AFP — Fresh rioting broke out late Saturday over the Dutch government’s coronavirus measures, with rioters throwing stones and fireworks at police, and setting fire to bicycles as protests turned violent for a second night in the Netherlands.
Officers in riot gear charged groups of protesters in The Hague, while a water cannon was used to put out a fire at a busy intersection. Police patrolled on horseback and on bicycles.
Police arrested several people in a working class neighbourhood of the city after a day of protests elsewhere in the country which were mainly peaceful, AFP correspondents saw.
But the atmosphere changed late on Saturday, with groups of youths pelting officers in The Hague and also in the central town of Urk, as well as cities in the southern Limburg province, the NOS public broadcaster said.
“These people out here are protesting about 2G (restrictions on the unvaccinated) and the lockdown,” Hague pizza shop owner Ferdi Yilmaz told AFP as he surveyed the damage to his shop.
“They are angry about it,” said Yilmaz, who added police dragged people out of his shop and “hit me on the head for no reason.”
On Friday night, at least two people were injured after police fired shots at protesters and 51 were arrested after an “orgy” of violence in Rotterdam.
The Netherlands went back into Western Europe’s first partial lockdown of the winter last Saturday with at least three weeks of curbs, and is now planning to ban unvaccinated people from entering some venues, the so-called 2G option.
Earlier several thousand protesters angry at the latest measures gathered in Amsterdam on Saturday, despite one group earlier in the day having cancelled their rally because of the previous night’s violence.
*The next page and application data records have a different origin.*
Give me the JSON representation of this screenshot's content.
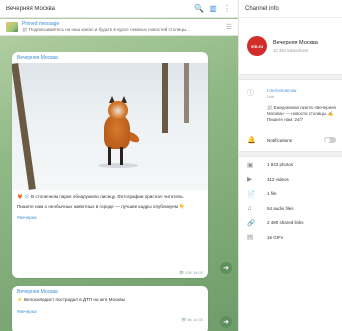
{
  "chat": {
    "title": "Вечерняя Москва",
    "pinned": {
      "label": "Pinned message",
      "text": "📰 Подписывайтесь на наш канал и будьте в курсе главных новостей столицы..."
    },
    "messages": [
      {
        "sender": "Вечерняя Москва",
        "paragraphs": [
          "🦊 ❄️ В столичном парке обнаружили лисицу. Фотографии прислал читатель.",
          "Пишите нам о необычных животных в городе — лучшие кадры опубликуем 👇"
        ],
        "link": "#вечерка",
        "meta": "👁 12К 14:02"
      },
      {
        "sender": "Вечерняя Москва",
        "paragraphs": [
          "⚡️ Велосипедист пострадал в ДТП на юге Москвы"
        ],
        "link": "#вечерка",
        "meta": "👁 8К 14:30"
      }
    ]
  },
  "info": {
    "title": "Channel info",
    "avatar_text": "vm.ru",
    "name": "Вечерняя Москва",
    "subscribers": "12 345 subscribers",
    "link": "t.me/vmoscow",
    "link_label": "Link",
    "description": "📰 Ежедневная газета «Вечерняя Москва» — новости столицы. ✍️ Пишите нам: 24/7",
    "notifications": "Notifications",
    "stats": [
      {
        "icon": "photo-icon",
        "glyph": "▣",
        "label": "1 843 photos"
      },
      {
        "icon": "video-icon",
        "glyph": "▶",
        "label": "312 videos"
      },
      {
        "icon": "file-icon",
        "glyph": "📄",
        "label": "1 file"
      },
      {
        "icon": "audio-icon",
        "glyph": "♫",
        "label": "54 audio files"
      },
      {
        "icon": "link-icon",
        "glyph": "🔗",
        "label": "2 480 shared links"
      },
      {
        "icon": "gif-icon",
        "glyph": "▤",
        "label": "16 GIFs"
      }
    ]
  }
}
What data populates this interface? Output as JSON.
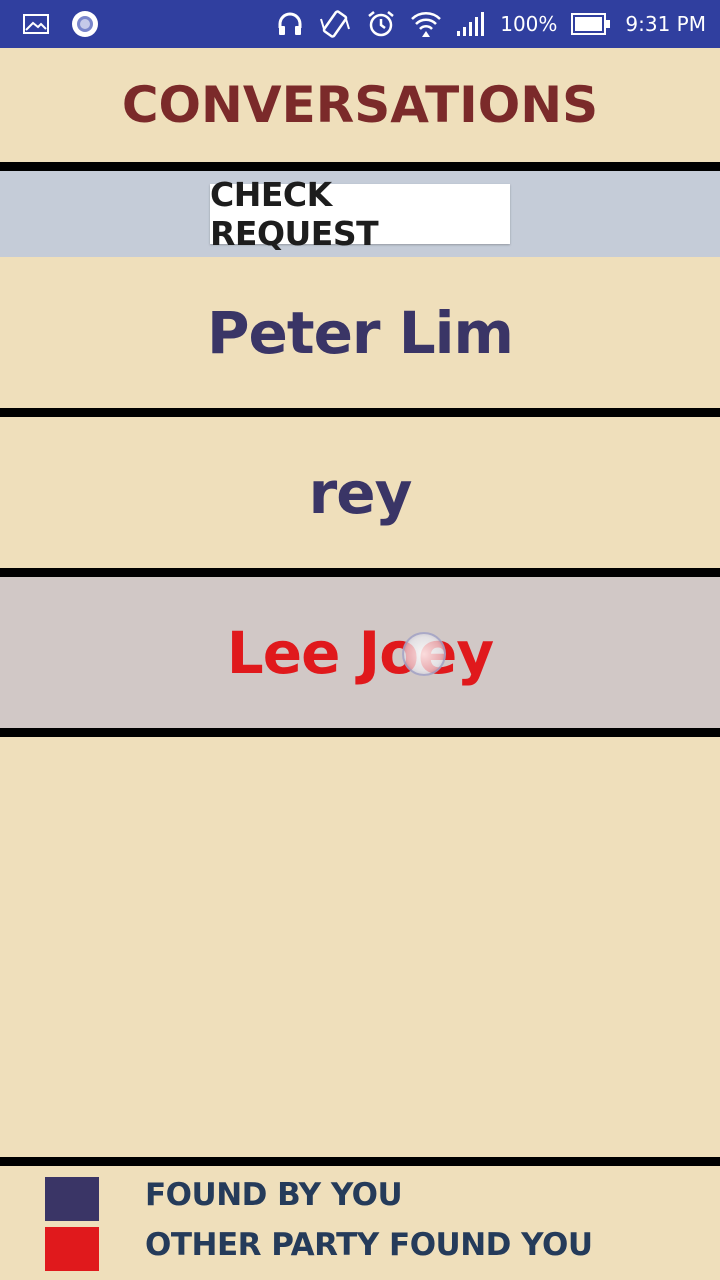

Another thousand marched through the southern city of Breda near the Belgian border, carrying banners with slogans such as “No Lockdown”.
Organizers said they opposed Prime Minister Mark Rutte’s plans to exclude the unvaccinated from bars and restaurants.
“People want to live, that’s why we’re here,” said organiser Joost Eras.
But “we’re not rioters. We come in peace,” he said.
Around him the mood was festive, with some protesters dancing behind floats carrying DJs, dubbed “party buses”.
The latest demonstrations followed the Rotterdam unrest in which police said they had fired both warning and targeted shots and used water cannon.
“Fifty-one people were arrested during the major disturbances on Friday evening and night on Coolsingel (street) in Rotterdam. About half of them were just underage,” Rotterdam police said in a tweet.
The rioters came from different parts of the country, they said. Police were still searching for more suspects.
“Three rioters were injured when they were hit by a bullet. They are still in the hospital,” the police said, adding that the Dutch national criminal investigation department would probe “whether the injuries were caused by police bullets”.
A policeman was also taken to hospital with leg injuries while several other officers were hurt or suffered hearing damage because of large fireworks set off by the rioters, police said.
Police had said earlier they had fired several warning shots but that “at one point the situation became so dangerous that officers felt compelled to shoot at targets”.
They dismissed rumours on social media that someone had died during the violence in Rotterdam.
Rotterdam’s mayor Ahmed Aboutaleb denounced what he called an “orgy of violence”, adding: “The police felt the need to draw a police weapon in the end to defend themselves.”
A group that had called an Amsterdam protest for Saturday, United We Stand Europe, earlier in the day said on Facebook it had cancelled the rally because “last night, all hell broke loose in Rotterdam”.
The Dutch government also condemned the violence in Rotterdam.
“The riots and extreme violence against police, riot police and firefighters last night in Rotterdam are horrifying,” said Security Minister Ferd Grapperhaus.
“The police and the public prosecutor’s office are doing their utmost to track down, prosecute and punish these rioters.” By Danny Kemp and and Julie Capelle